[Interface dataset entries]
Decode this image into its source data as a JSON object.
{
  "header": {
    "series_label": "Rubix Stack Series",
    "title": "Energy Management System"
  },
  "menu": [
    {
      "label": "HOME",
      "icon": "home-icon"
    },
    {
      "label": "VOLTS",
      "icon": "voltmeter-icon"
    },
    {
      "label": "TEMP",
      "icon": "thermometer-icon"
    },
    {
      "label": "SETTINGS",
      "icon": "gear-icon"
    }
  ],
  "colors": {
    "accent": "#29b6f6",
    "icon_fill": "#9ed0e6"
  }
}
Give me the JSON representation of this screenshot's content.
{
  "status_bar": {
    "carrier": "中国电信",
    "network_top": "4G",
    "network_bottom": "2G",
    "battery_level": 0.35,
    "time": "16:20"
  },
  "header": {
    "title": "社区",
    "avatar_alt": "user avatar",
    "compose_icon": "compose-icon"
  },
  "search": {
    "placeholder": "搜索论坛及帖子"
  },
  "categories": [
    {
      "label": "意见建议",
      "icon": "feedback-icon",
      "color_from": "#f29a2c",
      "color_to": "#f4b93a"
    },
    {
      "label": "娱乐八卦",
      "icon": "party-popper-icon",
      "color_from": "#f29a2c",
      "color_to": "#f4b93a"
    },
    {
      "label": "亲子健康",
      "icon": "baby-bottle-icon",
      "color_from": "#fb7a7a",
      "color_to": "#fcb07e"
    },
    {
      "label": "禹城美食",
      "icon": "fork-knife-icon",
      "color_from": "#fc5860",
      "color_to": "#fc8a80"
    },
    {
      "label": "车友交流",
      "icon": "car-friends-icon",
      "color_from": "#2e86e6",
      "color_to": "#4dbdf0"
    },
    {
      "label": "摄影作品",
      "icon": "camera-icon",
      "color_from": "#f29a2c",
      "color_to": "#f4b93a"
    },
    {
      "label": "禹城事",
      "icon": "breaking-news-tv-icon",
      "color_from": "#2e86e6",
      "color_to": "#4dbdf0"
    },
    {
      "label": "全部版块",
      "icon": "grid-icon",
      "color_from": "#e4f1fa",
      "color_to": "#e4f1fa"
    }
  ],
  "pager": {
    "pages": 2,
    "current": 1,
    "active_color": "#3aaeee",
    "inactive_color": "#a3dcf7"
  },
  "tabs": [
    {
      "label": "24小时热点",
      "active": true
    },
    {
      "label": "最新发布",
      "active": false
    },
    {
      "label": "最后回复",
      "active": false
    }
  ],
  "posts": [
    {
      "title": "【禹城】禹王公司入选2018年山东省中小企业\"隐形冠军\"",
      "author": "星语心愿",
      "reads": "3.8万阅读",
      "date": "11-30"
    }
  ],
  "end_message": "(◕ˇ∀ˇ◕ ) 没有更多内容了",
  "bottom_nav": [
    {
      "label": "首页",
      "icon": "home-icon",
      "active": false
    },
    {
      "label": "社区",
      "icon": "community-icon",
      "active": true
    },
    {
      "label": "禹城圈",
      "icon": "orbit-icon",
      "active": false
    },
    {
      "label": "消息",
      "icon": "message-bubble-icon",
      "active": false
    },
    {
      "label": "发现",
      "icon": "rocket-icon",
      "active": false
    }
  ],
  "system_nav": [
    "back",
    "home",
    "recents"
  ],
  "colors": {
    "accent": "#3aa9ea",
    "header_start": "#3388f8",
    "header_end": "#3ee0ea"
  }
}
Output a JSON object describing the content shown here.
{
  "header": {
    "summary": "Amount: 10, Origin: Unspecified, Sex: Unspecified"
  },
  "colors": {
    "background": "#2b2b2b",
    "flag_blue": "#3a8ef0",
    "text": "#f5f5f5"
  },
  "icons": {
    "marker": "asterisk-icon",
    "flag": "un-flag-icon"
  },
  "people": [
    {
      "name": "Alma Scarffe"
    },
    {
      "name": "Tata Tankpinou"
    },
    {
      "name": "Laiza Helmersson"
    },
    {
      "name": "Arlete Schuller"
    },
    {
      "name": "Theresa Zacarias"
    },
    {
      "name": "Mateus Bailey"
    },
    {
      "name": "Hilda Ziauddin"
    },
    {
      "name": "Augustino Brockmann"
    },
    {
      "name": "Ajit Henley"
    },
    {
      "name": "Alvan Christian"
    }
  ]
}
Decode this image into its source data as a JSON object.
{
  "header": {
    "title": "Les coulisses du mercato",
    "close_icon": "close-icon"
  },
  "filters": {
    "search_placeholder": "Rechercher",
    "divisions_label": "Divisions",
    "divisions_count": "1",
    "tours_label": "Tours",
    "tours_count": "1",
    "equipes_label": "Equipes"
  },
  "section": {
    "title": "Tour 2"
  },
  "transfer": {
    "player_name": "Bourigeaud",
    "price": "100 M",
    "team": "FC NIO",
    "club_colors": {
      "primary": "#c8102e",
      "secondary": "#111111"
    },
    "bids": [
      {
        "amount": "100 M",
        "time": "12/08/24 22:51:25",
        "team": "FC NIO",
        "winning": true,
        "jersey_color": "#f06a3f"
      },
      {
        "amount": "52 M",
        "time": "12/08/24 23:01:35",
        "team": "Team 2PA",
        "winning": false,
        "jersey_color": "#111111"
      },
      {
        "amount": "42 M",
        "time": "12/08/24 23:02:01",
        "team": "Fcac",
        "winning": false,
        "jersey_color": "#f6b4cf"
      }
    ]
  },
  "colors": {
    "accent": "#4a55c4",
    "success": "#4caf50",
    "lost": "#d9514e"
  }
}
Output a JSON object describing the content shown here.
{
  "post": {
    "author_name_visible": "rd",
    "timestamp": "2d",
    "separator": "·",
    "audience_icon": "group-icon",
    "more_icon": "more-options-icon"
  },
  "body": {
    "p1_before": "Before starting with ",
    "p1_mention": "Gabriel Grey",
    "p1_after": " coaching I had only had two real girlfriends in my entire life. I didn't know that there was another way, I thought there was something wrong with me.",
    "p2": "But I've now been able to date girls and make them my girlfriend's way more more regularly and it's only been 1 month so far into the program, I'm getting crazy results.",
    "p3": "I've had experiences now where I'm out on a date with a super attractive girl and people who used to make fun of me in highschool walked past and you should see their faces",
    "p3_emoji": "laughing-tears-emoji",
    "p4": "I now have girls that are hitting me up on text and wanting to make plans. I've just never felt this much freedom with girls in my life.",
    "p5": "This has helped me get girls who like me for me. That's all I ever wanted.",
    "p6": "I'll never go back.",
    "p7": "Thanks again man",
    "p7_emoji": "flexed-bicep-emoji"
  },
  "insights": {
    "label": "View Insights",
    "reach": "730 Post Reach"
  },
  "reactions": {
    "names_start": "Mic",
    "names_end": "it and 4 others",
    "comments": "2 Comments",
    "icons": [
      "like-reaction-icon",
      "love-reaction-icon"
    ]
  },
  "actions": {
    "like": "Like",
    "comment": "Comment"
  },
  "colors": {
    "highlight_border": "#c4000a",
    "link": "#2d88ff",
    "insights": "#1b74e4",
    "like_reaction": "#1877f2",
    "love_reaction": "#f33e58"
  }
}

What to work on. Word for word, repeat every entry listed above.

Expected output.
Decode this image into its source data as a JSON object.
{
  "header": {
    "series_label": "Rubix Stack Series",
    "title": "Energy Management System"
  },
  "menu": [
    {
      "label": "HOME",
      "icon": "home-icon"
    },
    {
      "label": "VOLTS",
      "icon": "voltmeter-icon"
    },
    {
      "label": "TEMP",
      "icon": "thermometer-icon"
    },
    {
      "label": "SETTINGS",
      "icon": "gear-icon"
    }
  ],
  "colors": {
    "accent": "#29b6f6",
    "icon_fill": "#9ed0e6"
  }
}
Give me the JSON representation of this screenshot's content.
{
  "status_bar": {
    "carrier": "中国电信",
    "network_top": "4G",
    "network_bottom": "2G",
    "battery_level": 0.35,
    "time": "16:20"
  },
  "header": {
    "title": "社区",
    "avatar_alt": "user avatar",
    "compose_icon": "compose-icon"
  },
  "search": {
    "placeholder": "搜索论坛及帖子"
  },
  "categories": [
    {
      "label": "意见建议",
      "icon": "feedback-icon",
      "color_from": "#f29a2c",
      "color_to": "#f4b93a"
    },
    {
      "label": "娱乐八卦",
      "icon": "party-popper-icon",
      "color_from": "#f29a2c",
      "color_to": "#f4b93a"
    },
    {
      "label": "亲子健康",
      "icon": "baby-bottle-icon",
      "color_from": "#fb7a7a",
      "color_to": "#fcb07e"
    },
    {
      "label": "禹城美食",
      "icon": "fork-knife-icon",
      "color_from": "#fc5860",
      "color_to": "#fc8a80"
    },
    {
      "label": "车友交流",
      "icon": "car-friends-icon",
      "color_from": "#2e86e6",
      "color_to": "#4dbdf0"
    },
    {
      "label": "摄影作品",
      "icon": "camera-icon",
      "color_from": "#f29a2c",
      "color_to": "#f4b93a"
    },
    {
      "label": "禹城事",
      "icon": "breaking-news-tv-icon",
      "color_from": "#2e86e6",
      "color_to": "#4dbdf0"
    },
    {
      "label": "全部版块",
      "icon": "grid-icon",
      "color_from": "#e4f1fa",
      "color_to": "#e4f1fa"
    }
  ],
  "pager": {
    "pages": 2,
    "current": 1,
    "active_color": "#3aaeee",
    "inactive_color": "#a3dcf7"
  },
  "tabs": [
    {
      "label": "24小时热点",
      "active": true
    },
    {
      "label": "最新发布",
      "active": false
    },
    {
      "label": "最后回复",
      "active": false
    }
  ],
  "posts": [
    {
      "title": "【禹城】禹王公司入选2018年山东省中小企业\"隐形冠军\"",
      "author": "星语心愿",
      "reads": "3.8万阅读",
      "date": "11-30"
    }
  ],
  "end_message": "(◕ˇ∀ˇ◕ ) 没有更多内容了",
  "bottom_nav": [
    {
      "label": "首页",
      "icon": "home-icon",
      "active": false
    },
    {
      "label": "社区",
      "icon": "community-icon",
      "active": true
    },
    {
      "label": "禹城圈",
      "icon": "orbit-icon",
      "active": false
    },
    {
      "label": "消息",
      "icon": "message-bubble-icon",
      "active": false
    },
    {
      "label": "发现",
      "icon": "rocket-icon",
      "active": false
    }
  ],
  "system_nav": [
    "back",
    "home",
    "recents"
  ],
  "colors": {
    "accent": "#3aa9ea",
    "header_start": "#3388f8",
    "header_end": "#3ee0ea"
  }
}
Output a JSON object describing the content shown here.
{
  "header": {
    "summary": "Amount: 10, Origin: Unspecified, Sex: Unspecified"
  },
  "colors": {
    "background": "#2b2b2b",
    "flag_blue": "#3a8ef0",
    "text": "#f5f5f5"
  },
  "icons": {
    "marker": "asterisk-icon",
    "flag": "un-flag-icon"
  },
  "people": [
    {
      "name": "Alma Scarffe"
    },
    {
      "name": "Tata Tankpinou"
    },
    {
      "name": "Laiza Helmersson"
    },
    {
      "name": "Arlete Schuller"
    },
    {
      "name": "Theresa Zacarias"
    },
    {
      "name": "Mateus Bailey"
    },
    {
      "name": "Hilda Ziauddin"
    },
    {
      "name": "Augustino Brockmann"
    },
    {
      "name": "Ajit Henley"
    },
    {
      "name": "Alvan Christian"
    }
  ]
}
Decode this image into its source data as a JSON object.
{
  "header": {
    "title": "Les coulisses du mercato",
    "close_icon": "close-icon"
  },
  "filters": {
    "search_placeholder": "Rechercher",
    "divisions_label": "Divisions",
    "divisions_count": "1",
    "tours_label": "Tours",
    "tours_count": "1",
    "equipes_label": "Equipes"
  },
  "section": {
    "title": "Tour 2"
  },
  "transfer": {
    "player_name": "Bourigeaud",
    "price": "100 M",
    "team": "FC NIO",
    "club_colors": {
      "primary": "#c8102e",
      "secondary": "#111111"
    },
    "bids": [
      {
        "amount": "100 M",
        "time": "12/08/24 22:51:25",
        "team": "FC NIO",
        "winning": true,
        "jersey_color": "#f06a3f"
      },
      {
        "amount": "52 M",
        "time": "12/08/24 23:01:35",
        "team": "Team 2PA",
        "winning": false,
        "jersey_color": "#111111"
      },
      {
        "amount": "42 M",
        "time": "12/08/24 23:02:01",
        "team": "Fcac",
        "winning": false,
        "jersey_color": "#f6b4cf"
      }
    ]
  },
  "colors": {
    "accent": "#4a55c4",
    "success": "#4caf50",
    "lost": "#d9514e"
  }
}
Output a JSON object describing the content shown here.
{
  "post": {
    "author_name_visible": "rd",
    "timestamp": "2d",
    "separator": "·",
    "audience_icon": "group-icon",
    "more_icon": "more-options-icon"
  },
  "body": {
    "p1_before": "Before starting with ",
    "p1_mention": "Gabriel Grey",
    "p1_after": " coaching I had only had two real girlfriends in my entire life. I didn't know that there was another way, I thought there was something wrong with me.",
    "p2": "But I've now been able to date girls and make them my girlfriend's way more more regularly and it's only been 1 month so far into the program, I'm getting crazy results.",
    "p3": "I've had experiences now where I'm out on a date with a super attractive girl and people who used to make fun of me in highschool walked past and you should see their faces",
    "p3_emoji": "laughing-tears-emoji",
    "p4": "I now have girls that are hitting me up on text and wanting to make plans. I've just never felt this much freedom with girls in my life.",
    "p5": "This has helped me get girls who like me for me. That's all I ever wanted.",
    "p6": "I'll never go back.",
    "p7": "Thanks again man",
    "p7_emoji": "flexed-bicep-emoji"
  },
  "insights": {
    "label": "View Insights",
    "reach": "730 Post Reach"
  },
  "reactions": {
    "names_start": "Mic",
    "names_end": "it and 4 others",
    "comments": "2 Comments",
    "icons": [
      "like-reaction-icon",
      "love-reaction-icon"
    ]
  },
  "actions": {
    "like": "Like",
    "comment": "Comment"
  },
  "colors": {
    "highlight_border": "#c4000a",
    "link": "#2d88ff",
    "insights": "#1b74e4",
    "like_reaction": "#1877f2",
    "love_reaction": "#f33e58"
  }
}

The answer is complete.